With images removed, return the whole listing exactly as written.

[[ PROVIDED DATA open ]]

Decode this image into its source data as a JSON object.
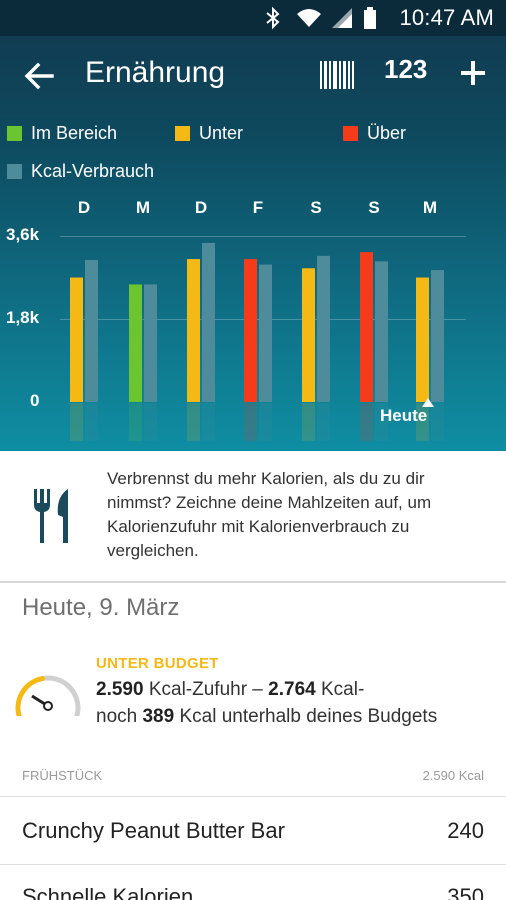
{
  "status_bar": {
    "time": "10:47 AM"
  },
  "header": {
    "title": "Ernährung",
    "entry_button_label": "123"
  },
  "legend": [
    {
      "label": "Im Bereich",
      "color": "#6cc431"
    },
    {
      "label": "Unter",
      "color": "#f5b916"
    },
    {
      "label": "Über",
      "color": "#f63b1a"
    },
    {
      "label": "Kcal-Verbrauch",
      "color": "#4e8c9c"
    }
  ],
  "chart_data": {
    "type": "bar",
    "categories": [
      "D",
      "M",
      "D",
      "F",
      "S",
      "S",
      "M"
    ],
    "y_ticks": [
      "3,6k",
      "1,8k",
      "0"
    ],
    "ylim": [
      0,
      3600
    ],
    "series": [
      {
        "name": "Kcal-Zufuhr",
        "values": [
          2700,
          2550,
          3100,
          3100,
          2900,
          3250,
          2700
        ],
        "colors": [
          "#f5b916",
          "#6cc431",
          "#f5b916",
          "#f63b1a",
          "#f5b916",
          "#f63b1a",
          "#f5b916"
        ]
      },
      {
        "name": "Kcal-Verbrauch",
        "values": [
          3080,
          2550,
          3450,
          2980,
          3170,
          3050,
          2860
        ]
      }
    ],
    "today_label": "Heute"
  },
  "info": {
    "text": "Verbrennst du mehr Kalorien, als du zu dir nimmst? Zeichne deine Mahlzeiten auf, um Kalorienzufuhr mit Kalorienverbrauch zu vergleichen."
  },
  "summary": {
    "date": "Heute, 9. März",
    "status": "UNTER BUDGET",
    "intake_value": "2.590",
    "intake_label": "Kcal-Zufuhr –",
    "burn_value": "2.764",
    "burn_label": "Kcal-",
    "remaining_prefix": "noch",
    "remaining_value": "389",
    "remaining_suffix": "Kcal unterhalb deines Budgets",
    "gauge_level": 0.45
  },
  "meal": {
    "name": "FRÜHSTÜCK",
    "total": "2.590 Kcal"
  },
  "foods": [
    {
      "name": "Crunchy Peanut Butter Bar",
      "calories": "240"
    },
    {
      "name": "Schnelle Kalorien",
      "calories": "350"
    }
  ]
}
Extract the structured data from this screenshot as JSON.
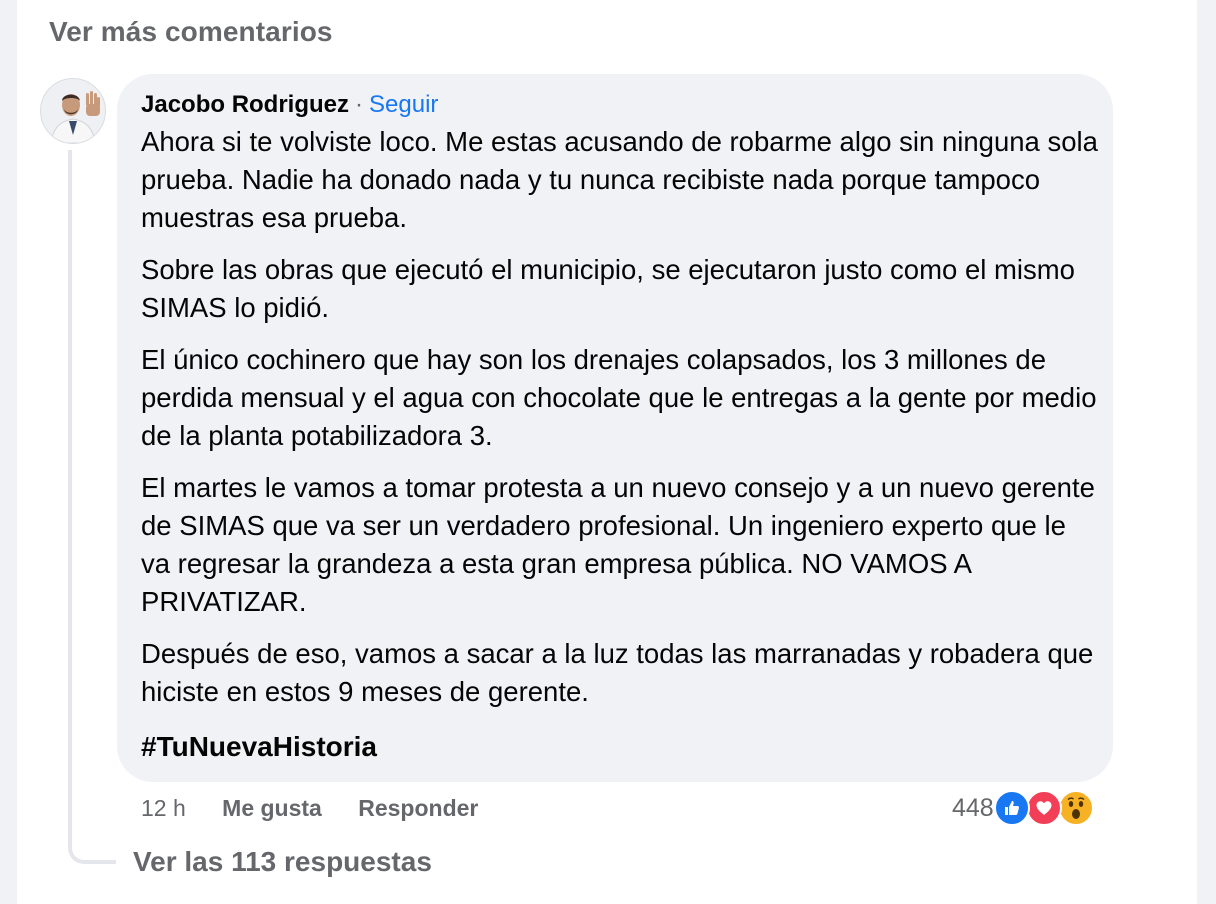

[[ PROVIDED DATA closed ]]

EXERCISE SOLUTION
Decode this image into its source data as a JSON object.
{
  "status_bar": {
    "time": "10:47 AM"
  },
  "header": {
    "title": "Ernährung",
    "entry_button_label": "123"
  },
  "legend": [
    {
      "label": "Im Bereich",
      "color": "#6cc431"
    },
    {
      "label": "Unter",
      "color": "#f5b916"
    },
    {
      "label": "Über",
      "color": "#f63b1a"
    },
    {
      "label": "Kcal-Verbrauch",
      "color": "#4e8c9c"
    }
  ],
  "chart_data": {
    "type": "bar",
    "categories": [
      "D",
      "M",
      "D",
      "F",
      "S",
      "S",
      "M"
    ],
    "y_ticks": [
      "3,6k",
      "1,8k",
      "0"
    ],
    "ylim": [
      0,
      3600
    ],
    "series": [
      {
        "name": "Kcal-Zufuhr",
        "values": [
          2700,
          2550,
          3100,
          3100,
          2900,
          3250,
          2700
        ],
        "colors": [
          "#f5b916",
          "#6cc431",
          "#f5b916",
          "#f63b1a",
          "#f5b916",
          "#f63b1a",
          "#f5b916"
        ]
      },
      {
        "name": "Kcal-Verbrauch",
        "values": [
          3080,
          2550,
          3450,
          2980,
          3170,
          3050,
          2860
        ]
      }
    ],
    "today_label": "Heute"
  },
  "info": {
    "text": "Verbrennst du mehr Kalorien, als du zu dir nimmst? Zeichne deine Mahlzeiten auf, um Kalorienzufuhr mit Kalorienverbrauch zu vergleichen."
  },
  "summary": {
    "date": "Heute, 9. März",
    "status": "UNTER BUDGET",
    "intake_value": "2.590",
    "intake_label": "Kcal-Zufuhr –",
    "burn_value": "2.764",
    "burn_label": "Kcal-",
    "remaining_prefix": "noch",
    "remaining_value": "389",
    "remaining_suffix": "Kcal unterhalb deines Budgets",
    "gauge_level": 0.45
  },
  "meal": {
    "name": "FRÜHSTÜCK",
    "total": "2.590 Kcal"
  },
  "foods": [
    {
      "name": "Crunchy Peanut Butter Bar",
      "calories": "240"
    },
    {
      "name": "Schnelle Kalorien",
      "calories": "350"
    }
  ]
}
Extract the structured data from this screenshot as JSON.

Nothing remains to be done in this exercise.